Seminar | October 18 | 2-3 p.m. | 740 Evans Hall
Jeffrey Meier, UGA
The notion of a trisection of a four-manifold was introduced by Gay and Kirby in 2012 and can be described as a decomposition of the four-manifold into three simple pieces. Trisections are the natural analogue in dimension four of Heegaard splittings of three-manifolds; in both cases, all of the topological complexity of the manifold is described by suitable collections of curves on surfaces. Since 2012, the theory of trisections has been rapidly developed and adapted to a number of new settings: most notably, the setting of knotted surfaces in four-manifolds.
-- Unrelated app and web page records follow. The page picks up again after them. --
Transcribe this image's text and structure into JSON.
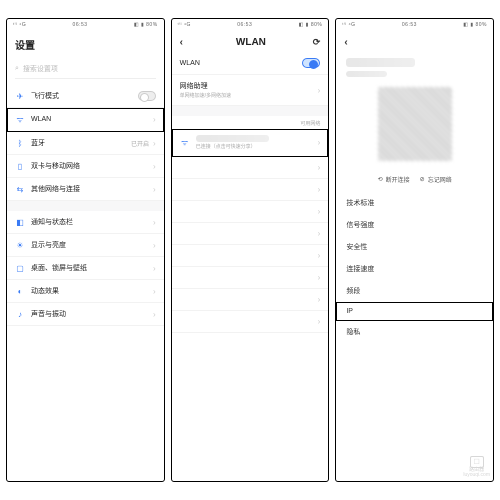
{
  "status": {
    "left": "ᵗⁱˡ ⁴G",
    "center": "06:53",
    "right": "◧ ▮ 80%"
  },
  "settings": {
    "title": "设置",
    "search_placeholder": "搜索设置项",
    "airplane": "飞行模式",
    "wlan": "WLAN",
    "bluetooth": "蓝牙",
    "bluetooth_state": "已开启",
    "sim": "双卡与移动网络",
    "other_net": "其他网络与连接",
    "notif": "通知与状态栏",
    "display": "显示与亮度",
    "wallpaper": "桌面、锁屏与壁纸",
    "dynamic": "动态效果",
    "sound": "声音与振动"
  },
  "wlan": {
    "title": "WLAN",
    "switch_label": "WLAN",
    "assist_title": "网络助理",
    "assist_sub": "单网络加速/多网络加速",
    "connected_sub": "已连接（点击可快速分享）",
    "available_header": "可用网络"
  },
  "detail": {
    "reconnect": "断开连接",
    "forget": "忘记网络",
    "tech": "技术标准",
    "signal": "信号强度",
    "security": "安全性",
    "speed": "连接速度",
    "freq": "频段",
    "ip": "IP",
    "privacy": "隐私"
  },
  "watermark": {
    "brand": "路由器",
    "domain": "luyouqi.com"
  }
}
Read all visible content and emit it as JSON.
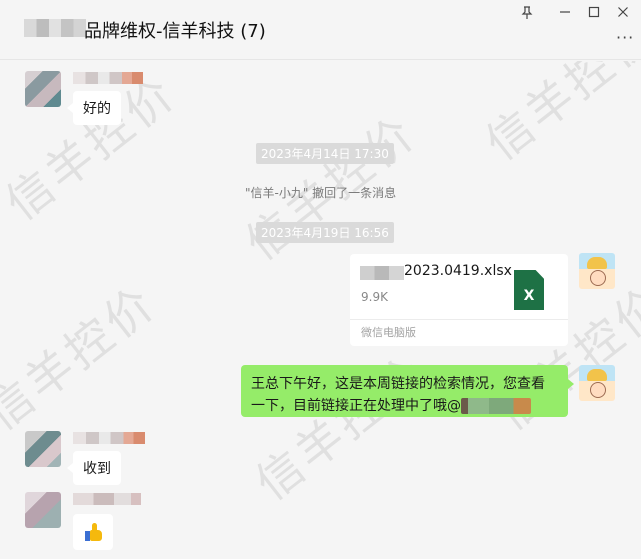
{
  "window": {
    "title": "品牌维权-信羊科技 (7)",
    "controls": {
      "pin_icon": "pin-icon",
      "minimize_icon": "minimize-icon",
      "maximize_icon": "maximize-icon",
      "close_icon": "close-icon"
    },
    "more_label": "···"
  },
  "messages": {
    "m1_text": "好的",
    "time1": "2023年4月14日 17:30",
    "recall_notice": "\"信羊-小九\" 撤回了一条消息",
    "time2": "2023年4月19日 16:56",
    "file": {
      "name_visible": "2023.0419.xlsx",
      "size": "9.9K",
      "source": "微信电脑版",
      "icon": "excel-icon",
      "icon_letter": "X"
    },
    "m2_text": "王总下午好，这是本周链接的检索情况，您查看一下，目前链接正在处理中了哦@",
    "m3_text": "收到",
    "m4_emoji": "thumbs-up-icon"
  },
  "watermark": "信羊控价",
  "colors": {
    "out_bubble": "#95ec69",
    "in_bubble": "#ffffff",
    "background": "#f5f5f5",
    "excel": "#1e7145"
  }
}
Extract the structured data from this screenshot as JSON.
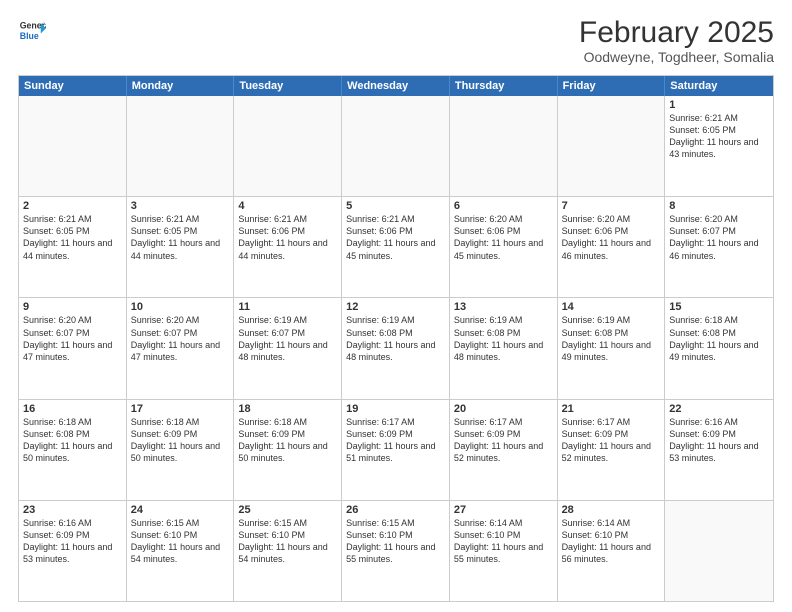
{
  "header": {
    "logo_line1": "General",
    "logo_line2": "Blue",
    "title": "February 2025",
    "subtitle": "Oodweyne, Togdheer, Somalia"
  },
  "days_of_week": [
    "Sunday",
    "Monday",
    "Tuesday",
    "Wednesday",
    "Thursday",
    "Friday",
    "Saturday"
  ],
  "weeks": [
    [
      {
        "day": "",
        "empty": true
      },
      {
        "day": "",
        "empty": true
      },
      {
        "day": "",
        "empty": true
      },
      {
        "day": "",
        "empty": true
      },
      {
        "day": "",
        "empty": true
      },
      {
        "day": "",
        "empty": true
      },
      {
        "day": "1",
        "sunrise": "6:21 AM",
        "sunset": "6:05 PM",
        "daylight": "11 hours and 43 minutes."
      }
    ],
    [
      {
        "day": "2",
        "sunrise": "6:21 AM",
        "sunset": "6:05 PM",
        "daylight": "11 hours and 44 minutes."
      },
      {
        "day": "3",
        "sunrise": "6:21 AM",
        "sunset": "6:05 PM",
        "daylight": "11 hours and 44 minutes."
      },
      {
        "day": "4",
        "sunrise": "6:21 AM",
        "sunset": "6:06 PM",
        "daylight": "11 hours and 44 minutes."
      },
      {
        "day": "5",
        "sunrise": "6:21 AM",
        "sunset": "6:06 PM",
        "daylight": "11 hours and 45 minutes."
      },
      {
        "day": "6",
        "sunrise": "6:20 AM",
        "sunset": "6:06 PM",
        "daylight": "11 hours and 45 minutes."
      },
      {
        "day": "7",
        "sunrise": "6:20 AM",
        "sunset": "6:06 PM",
        "daylight": "11 hours and 46 minutes."
      },
      {
        "day": "8",
        "sunrise": "6:20 AM",
        "sunset": "6:07 PM",
        "daylight": "11 hours and 46 minutes."
      }
    ],
    [
      {
        "day": "9",
        "sunrise": "6:20 AM",
        "sunset": "6:07 PM",
        "daylight": "11 hours and 47 minutes."
      },
      {
        "day": "10",
        "sunrise": "6:20 AM",
        "sunset": "6:07 PM",
        "daylight": "11 hours and 47 minutes."
      },
      {
        "day": "11",
        "sunrise": "6:19 AM",
        "sunset": "6:07 PM",
        "daylight": "11 hours and 48 minutes."
      },
      {
        "day": "12",
        "sunrise": "6:19 AM",
        "sunset": "6:08 PM",
        "daylight": "11 hours and 48 minutes."
      },
      {
        "day": "13",
        "sunrise": "6:19 AM",
        "sunset": "6:08 PM",
        "daylight": "11 hours and 48 minutes."
      },
      {
        "day": "14",
        "sunrise": "6:19 AM",
        "sunset": "6:08 PM",
        "daylight": "11 hours and 49 minutes."
      },
      {
        "day": "15",
        "sunrise": "6:18 AM",
        "sunset": "6:08 PM",
        "daylight": "11 hours and 49 minutes."
      }
    ],
    [
      {
        "day": "16",
        "sunrise": "6:18 AM",
        "sunset": "6:08 PM",
        "daylight": "11 hours and 50 minutes."
      },
      {
        "day": "17",
        "sunrise": "6:18 AM",
        "sunset": "6:09 PM",
        "daylight": "11 hours and 50 minutes."
      },
      {
        "day": "18",
        "sunrise": "6:18 AM",
        "sunset": "6:09 PM",
        "daylight": "11 hours and 50 minutes."
      },
      {
        "day": "19",
        "sunrise": "6:17 AM",
        "sunset": "6:09 PM",
        "daylight": "11 hours and 51 minutes."
      },
      {
        "day": "20",
        "sunrise": "6:17 AM",
        "sunset": "6:09 PM",
        "daylight": "11 hours and 52 minutes."
      },
      {
        "day": "21",
        "sunrise": "6:17 AM",
        "sunset": "6:09 PM",
        "daylight": "11 hours and 52 minutes."
      },
      {
        "day": "22",
        "sunrise": "6:16 AM",
        "sunset": "6:09 PM",
        "daylight": "11 hours and 53 minutes."
      }
    ],
    [
      {
        "day": "23",
        "sunrise": "6:16 AM",
        "sunset": "6:09 PM",
        "daylight": "11 hours and 53 minutes."
      },
      {
        "day": "24",
        "sunrise": "6:15 AM",
        "sunset": "6:10 PM",
        "daylight": "11 hours and 54 minutes."
      },
      {
        "day": "25",
        "sunrise": "6:15 AM",
        "sunset": "6:10 PM",
        "daylight": "11 hours and 54 minutes."
      },
      {
        "day": "26",
        "sunrise": "6:15 AM",
        "sunset": "6:10 PM",
        "daylight": "11 hours and 55 minutes."
      },
      {
        "day": "27",
        "sunrise": "6:14 AM",
        "sunset": "6:10 PM",
        "daylight": "11 hours and 55 minutes."
      },
      {
        "day": "28",
        "sunrise": "6:14 AM",
        "sunset": "6:10 PM",
        "daylight": "11 hours and 56 minutes."
      },
      {
        "day": "",
        "empty": true
      }
    ]
  ]
}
In this talk, which will be accessible to any graduate student with some familiarity of low-dimensional manifolds (surfaces, Heegaard splittings, knots and links, etc.), I'll give an introduction to trisections and bridge trisections and describe the advances that have been made in the theory of trisections since its inception.